Those comments, from an old white woman and two young black women, illustrate the cynicism and frustration of voters. Surveys reveal that close to two-thirds of potential voters do not “trust” either Donald Trump or Hillary Clinton.
Meanwhile, disenchantment among Americans about their government runs deep. A 2015 analysis of surveys of the United States public by the Pew Research Center showed that, “Currently, just 19% say they can trust the government always or most of the time, among the lowest levels in the past half-century. Only 20% would describe government programs as being well-run.”
Three ways to build
We owe it to ourselves and future generations to enable voters to feel that they have many good choices, and that they have sound information and understanding to make the best choice. To that end, three types of “building” seem worthwhile.
Build processes to inform the electorate. Provide individuals with the information and tools they need to make informed decisions. While the news media might like to focus on attention-grabbing topics such as Donald’s obsession with President Obama’s nativity, or Hillary’s characterization of her opponent’s supporters as “deplorables,” other issues of much more significance deserve intense consideration: child care; education; poverty; public safety; and the list goes on.
Voters deserve objective, understandable information on such issues. At Wilder Research we strive to provide this, by documenting and interpreting community trends through Minnesota Compass, for example, and by conducting research to shed light on which programs and policies actually work to improve the quality of life.
Build multi-partisan collaboration. Political parties serve a valuable purpose. However, if allegiance to a party (or to oneself) becomes overly rigid, partisanship becomes counterproductive. As one researcher who studies political polarization noted, problems arise not when political parties disagree, but when the disagreement devolves into “partisan warfare” in which “combatants question the motives, integrity, and patriotism of their opponents.” Unfortunately, we see a lot of that today – from both of the major parties.

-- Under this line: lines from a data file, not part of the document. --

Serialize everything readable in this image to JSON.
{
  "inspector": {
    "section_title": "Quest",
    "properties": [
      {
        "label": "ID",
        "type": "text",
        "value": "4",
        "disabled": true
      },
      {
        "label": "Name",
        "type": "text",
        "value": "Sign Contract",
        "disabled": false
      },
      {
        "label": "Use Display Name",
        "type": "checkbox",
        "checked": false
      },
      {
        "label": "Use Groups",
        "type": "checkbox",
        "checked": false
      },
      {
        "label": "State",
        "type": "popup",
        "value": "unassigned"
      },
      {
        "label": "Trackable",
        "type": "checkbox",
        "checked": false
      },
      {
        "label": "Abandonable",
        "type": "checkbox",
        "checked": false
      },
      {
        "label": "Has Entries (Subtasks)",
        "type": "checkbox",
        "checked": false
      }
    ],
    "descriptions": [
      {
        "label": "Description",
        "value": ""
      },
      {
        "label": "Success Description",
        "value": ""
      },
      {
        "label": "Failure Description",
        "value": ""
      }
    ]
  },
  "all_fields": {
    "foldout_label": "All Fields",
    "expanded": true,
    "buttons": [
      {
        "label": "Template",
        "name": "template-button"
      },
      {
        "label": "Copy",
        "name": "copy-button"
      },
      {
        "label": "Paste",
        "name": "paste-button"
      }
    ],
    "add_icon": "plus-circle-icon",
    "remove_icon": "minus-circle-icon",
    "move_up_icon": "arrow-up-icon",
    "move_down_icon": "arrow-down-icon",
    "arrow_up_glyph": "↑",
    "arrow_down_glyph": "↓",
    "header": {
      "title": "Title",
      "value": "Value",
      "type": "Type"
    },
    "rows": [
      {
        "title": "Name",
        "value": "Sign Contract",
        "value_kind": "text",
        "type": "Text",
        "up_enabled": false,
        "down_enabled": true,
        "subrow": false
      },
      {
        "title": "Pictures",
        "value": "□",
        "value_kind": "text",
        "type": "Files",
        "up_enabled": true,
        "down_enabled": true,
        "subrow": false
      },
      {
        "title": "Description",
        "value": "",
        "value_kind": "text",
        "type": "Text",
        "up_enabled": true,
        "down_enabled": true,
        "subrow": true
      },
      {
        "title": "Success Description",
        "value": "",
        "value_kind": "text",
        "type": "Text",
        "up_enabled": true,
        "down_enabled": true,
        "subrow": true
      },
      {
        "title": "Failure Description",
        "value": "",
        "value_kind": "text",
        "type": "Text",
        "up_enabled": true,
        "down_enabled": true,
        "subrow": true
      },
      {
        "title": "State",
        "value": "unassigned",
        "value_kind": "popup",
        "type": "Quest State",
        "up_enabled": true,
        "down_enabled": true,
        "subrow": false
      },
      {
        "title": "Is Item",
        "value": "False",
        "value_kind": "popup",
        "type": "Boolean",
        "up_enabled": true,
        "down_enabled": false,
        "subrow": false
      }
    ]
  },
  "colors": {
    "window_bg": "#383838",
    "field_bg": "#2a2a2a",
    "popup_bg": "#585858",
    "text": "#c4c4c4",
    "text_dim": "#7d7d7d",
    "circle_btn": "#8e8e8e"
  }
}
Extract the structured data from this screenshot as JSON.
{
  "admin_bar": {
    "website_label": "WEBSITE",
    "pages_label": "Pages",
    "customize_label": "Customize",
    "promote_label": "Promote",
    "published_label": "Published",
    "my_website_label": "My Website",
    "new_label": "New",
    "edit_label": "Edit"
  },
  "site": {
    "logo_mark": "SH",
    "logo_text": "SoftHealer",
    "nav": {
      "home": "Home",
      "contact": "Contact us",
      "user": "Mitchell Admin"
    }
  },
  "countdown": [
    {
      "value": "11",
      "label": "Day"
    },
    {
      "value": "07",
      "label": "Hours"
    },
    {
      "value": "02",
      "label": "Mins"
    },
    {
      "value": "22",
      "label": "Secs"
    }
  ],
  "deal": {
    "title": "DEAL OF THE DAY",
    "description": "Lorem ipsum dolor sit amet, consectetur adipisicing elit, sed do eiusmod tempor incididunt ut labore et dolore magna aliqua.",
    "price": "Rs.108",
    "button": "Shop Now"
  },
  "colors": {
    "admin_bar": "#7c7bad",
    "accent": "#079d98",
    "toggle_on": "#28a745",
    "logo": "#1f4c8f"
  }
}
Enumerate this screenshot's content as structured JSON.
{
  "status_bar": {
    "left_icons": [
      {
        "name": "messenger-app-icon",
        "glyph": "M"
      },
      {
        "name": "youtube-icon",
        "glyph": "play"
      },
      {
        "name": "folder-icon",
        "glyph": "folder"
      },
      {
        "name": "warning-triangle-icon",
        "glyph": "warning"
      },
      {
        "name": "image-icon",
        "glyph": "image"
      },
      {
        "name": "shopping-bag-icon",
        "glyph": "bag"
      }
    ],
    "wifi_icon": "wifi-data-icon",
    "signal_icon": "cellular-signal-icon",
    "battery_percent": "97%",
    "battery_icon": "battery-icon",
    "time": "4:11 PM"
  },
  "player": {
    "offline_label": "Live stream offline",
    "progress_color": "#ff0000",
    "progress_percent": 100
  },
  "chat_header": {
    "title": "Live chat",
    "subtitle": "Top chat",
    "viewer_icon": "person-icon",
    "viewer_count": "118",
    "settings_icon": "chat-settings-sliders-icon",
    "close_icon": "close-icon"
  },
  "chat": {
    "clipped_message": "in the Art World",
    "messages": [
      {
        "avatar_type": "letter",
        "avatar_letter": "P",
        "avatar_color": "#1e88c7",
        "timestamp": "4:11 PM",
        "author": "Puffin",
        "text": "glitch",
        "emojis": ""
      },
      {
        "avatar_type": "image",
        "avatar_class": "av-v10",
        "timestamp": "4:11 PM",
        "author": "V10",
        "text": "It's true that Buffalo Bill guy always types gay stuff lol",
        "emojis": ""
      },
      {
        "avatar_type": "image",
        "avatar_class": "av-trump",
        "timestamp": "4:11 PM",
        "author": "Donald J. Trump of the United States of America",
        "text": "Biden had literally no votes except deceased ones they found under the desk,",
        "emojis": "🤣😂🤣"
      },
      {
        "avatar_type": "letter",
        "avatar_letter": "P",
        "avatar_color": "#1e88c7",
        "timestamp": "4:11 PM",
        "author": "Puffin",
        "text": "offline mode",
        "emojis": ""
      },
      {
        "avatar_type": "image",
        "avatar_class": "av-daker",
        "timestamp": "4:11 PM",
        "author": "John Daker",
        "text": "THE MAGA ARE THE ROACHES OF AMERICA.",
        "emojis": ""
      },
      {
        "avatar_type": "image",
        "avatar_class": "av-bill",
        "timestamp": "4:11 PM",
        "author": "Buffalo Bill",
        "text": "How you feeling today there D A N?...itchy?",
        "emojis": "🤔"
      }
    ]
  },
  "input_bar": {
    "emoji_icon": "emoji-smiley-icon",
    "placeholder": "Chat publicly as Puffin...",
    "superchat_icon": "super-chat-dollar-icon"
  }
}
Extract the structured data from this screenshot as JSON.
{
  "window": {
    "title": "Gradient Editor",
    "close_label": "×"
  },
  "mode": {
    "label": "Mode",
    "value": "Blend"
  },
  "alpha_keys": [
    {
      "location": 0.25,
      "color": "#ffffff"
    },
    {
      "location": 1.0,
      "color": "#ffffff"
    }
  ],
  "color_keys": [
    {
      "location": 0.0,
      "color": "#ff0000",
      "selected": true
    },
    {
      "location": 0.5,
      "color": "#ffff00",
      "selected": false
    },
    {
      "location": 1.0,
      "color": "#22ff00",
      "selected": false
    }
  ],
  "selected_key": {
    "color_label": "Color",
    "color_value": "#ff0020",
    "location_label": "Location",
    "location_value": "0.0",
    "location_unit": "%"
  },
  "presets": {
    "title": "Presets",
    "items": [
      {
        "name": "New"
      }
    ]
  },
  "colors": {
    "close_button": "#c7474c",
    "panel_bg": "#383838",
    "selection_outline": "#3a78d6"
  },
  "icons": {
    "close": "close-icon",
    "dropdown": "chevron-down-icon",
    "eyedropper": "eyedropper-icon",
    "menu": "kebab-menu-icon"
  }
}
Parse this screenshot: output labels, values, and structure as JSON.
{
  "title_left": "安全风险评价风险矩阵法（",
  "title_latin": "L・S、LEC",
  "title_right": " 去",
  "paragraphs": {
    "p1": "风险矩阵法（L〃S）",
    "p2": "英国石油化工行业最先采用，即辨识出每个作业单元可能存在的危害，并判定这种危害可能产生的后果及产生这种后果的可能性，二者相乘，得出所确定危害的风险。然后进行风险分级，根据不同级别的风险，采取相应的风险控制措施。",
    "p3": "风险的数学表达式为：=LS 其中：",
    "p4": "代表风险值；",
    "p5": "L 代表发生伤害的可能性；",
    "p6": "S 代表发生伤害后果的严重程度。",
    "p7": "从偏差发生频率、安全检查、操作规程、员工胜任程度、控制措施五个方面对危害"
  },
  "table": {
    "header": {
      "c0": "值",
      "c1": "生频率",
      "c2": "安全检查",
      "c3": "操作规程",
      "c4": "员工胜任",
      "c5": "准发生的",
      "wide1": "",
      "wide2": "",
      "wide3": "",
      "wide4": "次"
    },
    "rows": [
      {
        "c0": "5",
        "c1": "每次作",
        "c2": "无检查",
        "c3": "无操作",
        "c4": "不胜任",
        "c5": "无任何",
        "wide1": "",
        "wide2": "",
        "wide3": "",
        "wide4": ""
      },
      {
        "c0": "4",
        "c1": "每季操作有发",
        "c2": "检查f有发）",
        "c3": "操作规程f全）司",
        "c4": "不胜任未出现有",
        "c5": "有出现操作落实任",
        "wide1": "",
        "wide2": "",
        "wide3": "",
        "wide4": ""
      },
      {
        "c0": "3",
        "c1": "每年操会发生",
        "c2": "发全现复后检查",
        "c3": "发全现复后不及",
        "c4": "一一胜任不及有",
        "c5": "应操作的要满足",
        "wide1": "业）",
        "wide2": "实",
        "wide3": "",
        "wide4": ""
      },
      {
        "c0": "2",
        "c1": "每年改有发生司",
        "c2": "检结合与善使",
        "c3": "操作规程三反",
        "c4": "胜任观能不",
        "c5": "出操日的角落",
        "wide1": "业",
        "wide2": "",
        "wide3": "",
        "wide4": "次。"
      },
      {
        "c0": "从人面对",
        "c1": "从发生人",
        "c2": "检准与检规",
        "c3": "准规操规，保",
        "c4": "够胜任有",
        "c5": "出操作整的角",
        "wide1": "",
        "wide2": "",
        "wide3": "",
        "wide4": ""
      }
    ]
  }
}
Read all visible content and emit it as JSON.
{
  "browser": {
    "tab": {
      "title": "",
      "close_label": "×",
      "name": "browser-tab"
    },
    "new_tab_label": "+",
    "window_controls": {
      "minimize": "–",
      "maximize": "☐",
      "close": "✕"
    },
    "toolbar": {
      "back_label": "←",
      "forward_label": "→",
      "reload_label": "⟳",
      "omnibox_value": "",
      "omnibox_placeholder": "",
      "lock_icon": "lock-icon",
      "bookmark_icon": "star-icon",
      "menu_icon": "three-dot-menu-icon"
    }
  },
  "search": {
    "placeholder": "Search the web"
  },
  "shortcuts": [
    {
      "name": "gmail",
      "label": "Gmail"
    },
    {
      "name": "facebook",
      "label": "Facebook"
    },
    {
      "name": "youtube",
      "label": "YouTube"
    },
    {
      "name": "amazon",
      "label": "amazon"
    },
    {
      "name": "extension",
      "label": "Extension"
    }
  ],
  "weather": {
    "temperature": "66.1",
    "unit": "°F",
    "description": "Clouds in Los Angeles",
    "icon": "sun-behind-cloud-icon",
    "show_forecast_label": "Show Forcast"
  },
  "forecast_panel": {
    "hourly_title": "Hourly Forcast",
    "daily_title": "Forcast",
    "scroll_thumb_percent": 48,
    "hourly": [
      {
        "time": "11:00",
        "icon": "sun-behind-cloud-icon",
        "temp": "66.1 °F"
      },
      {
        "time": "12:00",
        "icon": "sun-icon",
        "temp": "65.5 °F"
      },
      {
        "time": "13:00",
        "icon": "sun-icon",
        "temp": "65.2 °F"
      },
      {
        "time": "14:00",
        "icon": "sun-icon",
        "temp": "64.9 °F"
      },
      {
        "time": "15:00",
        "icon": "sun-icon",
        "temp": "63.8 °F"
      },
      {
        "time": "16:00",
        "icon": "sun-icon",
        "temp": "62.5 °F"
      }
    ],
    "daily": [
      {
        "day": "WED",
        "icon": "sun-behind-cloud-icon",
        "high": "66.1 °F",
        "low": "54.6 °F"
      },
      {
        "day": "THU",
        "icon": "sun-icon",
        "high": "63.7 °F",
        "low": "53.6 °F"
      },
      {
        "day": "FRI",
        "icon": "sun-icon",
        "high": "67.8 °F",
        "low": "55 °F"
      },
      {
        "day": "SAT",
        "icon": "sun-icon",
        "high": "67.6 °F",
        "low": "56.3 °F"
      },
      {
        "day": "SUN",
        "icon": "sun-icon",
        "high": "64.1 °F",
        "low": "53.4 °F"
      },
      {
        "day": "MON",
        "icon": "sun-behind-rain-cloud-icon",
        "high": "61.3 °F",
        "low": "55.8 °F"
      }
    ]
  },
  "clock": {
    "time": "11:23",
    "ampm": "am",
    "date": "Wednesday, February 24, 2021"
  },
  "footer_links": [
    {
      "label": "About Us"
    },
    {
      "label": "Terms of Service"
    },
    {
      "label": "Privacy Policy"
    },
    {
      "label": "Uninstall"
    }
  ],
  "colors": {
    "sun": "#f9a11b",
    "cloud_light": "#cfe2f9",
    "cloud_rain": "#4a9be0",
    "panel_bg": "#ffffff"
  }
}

We need leaders, from local to national levels, who have a commitment to fixing problems and to working with partners of all political persuasions, not just their own, to move our communities forward. At Wilder Research, we attempt to foster such collaboration by engaging people with varied perspectives in the design of our major initiatives. In that way, we build ownership across political lines to nurture jointly-crafted understanding and problem solving on significant community issues.
Build good leaders in all parties. Integrity and competence do not have just one party label. Regardless of our own political leanings, we should champion the development of skills among candidates in all parties and thus create a body of legislators who will engage in robust consideration of issues, just the way that the creators of our democracy intended, and then make decisions and move forward in a positive spirit of compromise. Many such elected public officials now sit in our executive and legislative branches; we need more of them.